2019 Newport Architectural Symposium: The History and Architecture of Newport's Point
This year’s Newport Architectural Symposium took place this past Saturday, May 25. The topic selected for the Symposium was “The Architecture and History of Newport’s Point Neighborhood.” There are really no areas of Newport that have a full spectrum of buildings from each period of the city’s architectural development. From the tiny gambrel saltbox houses like Pineapple House to Stick Style mansions of the mid‐Nineteenth Century like Villa Marina to large Queen Anne revival shingle style houses built in the last decade on Washington Street, the Point is rich in architectural history.
After a continental breakfast, three lectures of about 40 minutes each were delivered on topics thematic to the symposium. The first lecture led by Ross Cann, an architect and historian teaching at Salve Regina, covered the architectural history of the neighborhood and provided main characteristics of each of the various building styles present in the Point. The second lecture delivered by Trudy Coxe, the Executive Director of the Preservation Society of Newport County (PSNC), discussed the history of the preservation of Hunter House and how this event was critical to the creation of the PSNC. The last lecture delivered by Lisa Stuart, the archivist of the Point Association, was on the subject of Operation Clapboard and how the preservation of a group of Colonial houses in the 1960’s attracted the attention of Doris Duke and led to the creation of the Newport Restoration Foundation. After a catered lunch the group divided into three groups to tour about 20 buildings and structures in the Point neighborhood that have been important to the area’s architectural history and economic development. At the end of the tours the participants gathered in a Point mansion to enjoy a late afternoon closing reception overlooking the water.

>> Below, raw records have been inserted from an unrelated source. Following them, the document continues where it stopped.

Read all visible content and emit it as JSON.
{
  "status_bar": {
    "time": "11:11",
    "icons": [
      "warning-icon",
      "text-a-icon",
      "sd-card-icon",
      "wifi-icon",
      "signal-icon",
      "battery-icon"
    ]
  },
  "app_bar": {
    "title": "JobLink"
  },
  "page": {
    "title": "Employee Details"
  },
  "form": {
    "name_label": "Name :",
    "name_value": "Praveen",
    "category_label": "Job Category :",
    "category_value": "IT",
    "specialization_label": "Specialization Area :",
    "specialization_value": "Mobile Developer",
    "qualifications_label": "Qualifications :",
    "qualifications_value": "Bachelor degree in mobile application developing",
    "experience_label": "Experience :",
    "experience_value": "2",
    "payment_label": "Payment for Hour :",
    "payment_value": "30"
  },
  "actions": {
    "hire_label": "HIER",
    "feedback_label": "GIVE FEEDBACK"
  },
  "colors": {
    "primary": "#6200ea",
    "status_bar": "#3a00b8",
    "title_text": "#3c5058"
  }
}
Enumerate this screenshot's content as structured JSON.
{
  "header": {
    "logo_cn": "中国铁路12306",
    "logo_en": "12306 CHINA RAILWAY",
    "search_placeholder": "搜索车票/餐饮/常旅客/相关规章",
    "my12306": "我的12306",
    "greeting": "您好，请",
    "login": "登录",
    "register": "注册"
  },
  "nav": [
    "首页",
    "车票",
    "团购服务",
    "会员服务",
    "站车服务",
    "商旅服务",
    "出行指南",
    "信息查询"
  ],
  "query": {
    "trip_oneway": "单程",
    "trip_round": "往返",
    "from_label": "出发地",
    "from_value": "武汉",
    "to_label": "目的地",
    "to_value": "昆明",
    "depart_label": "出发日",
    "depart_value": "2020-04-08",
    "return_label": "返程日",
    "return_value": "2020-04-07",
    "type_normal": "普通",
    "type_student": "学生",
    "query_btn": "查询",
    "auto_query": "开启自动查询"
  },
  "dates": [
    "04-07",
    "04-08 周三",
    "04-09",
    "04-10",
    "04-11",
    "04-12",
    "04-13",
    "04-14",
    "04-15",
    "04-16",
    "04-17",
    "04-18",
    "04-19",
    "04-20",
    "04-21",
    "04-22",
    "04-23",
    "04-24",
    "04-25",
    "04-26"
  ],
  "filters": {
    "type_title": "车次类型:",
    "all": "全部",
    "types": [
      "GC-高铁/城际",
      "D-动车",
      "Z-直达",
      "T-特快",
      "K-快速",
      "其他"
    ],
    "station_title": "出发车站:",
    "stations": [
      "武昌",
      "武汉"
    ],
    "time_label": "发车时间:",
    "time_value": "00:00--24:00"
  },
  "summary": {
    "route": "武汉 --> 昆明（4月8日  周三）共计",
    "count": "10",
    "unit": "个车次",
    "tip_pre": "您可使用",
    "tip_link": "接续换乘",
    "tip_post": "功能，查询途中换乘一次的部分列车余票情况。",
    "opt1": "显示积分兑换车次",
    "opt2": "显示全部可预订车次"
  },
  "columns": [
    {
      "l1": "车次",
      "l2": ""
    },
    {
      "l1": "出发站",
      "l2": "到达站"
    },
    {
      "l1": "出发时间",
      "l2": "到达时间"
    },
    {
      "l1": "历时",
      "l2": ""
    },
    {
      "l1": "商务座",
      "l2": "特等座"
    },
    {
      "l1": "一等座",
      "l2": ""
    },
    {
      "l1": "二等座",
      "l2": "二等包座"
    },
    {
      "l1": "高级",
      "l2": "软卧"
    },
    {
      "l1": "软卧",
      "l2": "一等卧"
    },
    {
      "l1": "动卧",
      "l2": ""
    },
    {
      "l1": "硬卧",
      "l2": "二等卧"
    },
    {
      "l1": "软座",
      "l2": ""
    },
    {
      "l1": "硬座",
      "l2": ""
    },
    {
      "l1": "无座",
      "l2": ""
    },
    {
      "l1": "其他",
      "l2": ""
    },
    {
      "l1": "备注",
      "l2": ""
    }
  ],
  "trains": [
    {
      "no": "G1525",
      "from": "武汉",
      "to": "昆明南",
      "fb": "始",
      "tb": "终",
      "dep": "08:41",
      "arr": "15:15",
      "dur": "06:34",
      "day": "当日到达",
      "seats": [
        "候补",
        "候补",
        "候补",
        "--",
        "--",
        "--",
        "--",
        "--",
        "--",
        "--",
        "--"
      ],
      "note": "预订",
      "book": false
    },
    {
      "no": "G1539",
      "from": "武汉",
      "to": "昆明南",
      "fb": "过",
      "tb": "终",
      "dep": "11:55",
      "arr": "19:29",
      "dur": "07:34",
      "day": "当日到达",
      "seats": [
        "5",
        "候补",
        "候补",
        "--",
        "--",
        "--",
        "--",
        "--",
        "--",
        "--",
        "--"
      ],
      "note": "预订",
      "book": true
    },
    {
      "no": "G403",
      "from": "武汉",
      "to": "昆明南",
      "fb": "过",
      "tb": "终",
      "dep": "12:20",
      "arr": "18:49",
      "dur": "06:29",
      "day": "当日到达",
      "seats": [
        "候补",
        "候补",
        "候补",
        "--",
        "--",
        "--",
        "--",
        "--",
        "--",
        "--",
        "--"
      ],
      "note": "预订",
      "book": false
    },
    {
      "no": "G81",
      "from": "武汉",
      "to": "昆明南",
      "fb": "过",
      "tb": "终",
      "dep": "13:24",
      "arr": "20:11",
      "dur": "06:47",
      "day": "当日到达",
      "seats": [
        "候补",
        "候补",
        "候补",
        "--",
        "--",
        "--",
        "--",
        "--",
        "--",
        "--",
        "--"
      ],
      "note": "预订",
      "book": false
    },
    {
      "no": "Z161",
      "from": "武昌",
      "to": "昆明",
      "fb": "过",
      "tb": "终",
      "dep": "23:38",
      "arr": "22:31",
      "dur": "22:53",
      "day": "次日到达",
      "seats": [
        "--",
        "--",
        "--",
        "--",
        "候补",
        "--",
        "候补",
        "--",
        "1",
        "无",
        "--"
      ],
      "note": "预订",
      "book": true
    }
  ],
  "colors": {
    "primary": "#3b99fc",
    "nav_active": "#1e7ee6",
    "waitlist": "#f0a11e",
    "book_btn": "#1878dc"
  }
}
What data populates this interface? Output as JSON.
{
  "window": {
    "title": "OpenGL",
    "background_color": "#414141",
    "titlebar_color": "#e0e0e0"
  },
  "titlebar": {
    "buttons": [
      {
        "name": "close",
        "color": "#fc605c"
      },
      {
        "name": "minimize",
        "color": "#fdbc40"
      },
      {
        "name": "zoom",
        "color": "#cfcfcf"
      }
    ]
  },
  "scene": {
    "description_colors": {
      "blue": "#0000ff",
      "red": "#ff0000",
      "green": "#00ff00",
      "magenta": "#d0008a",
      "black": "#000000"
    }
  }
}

The Point neighborhood was cut in half in the 1970’s by the construction of America’s Cup boulevard and has the feeling today of an enclave, protected to a large degree from the tourist hustle and bustle of the rest of downtown Newport.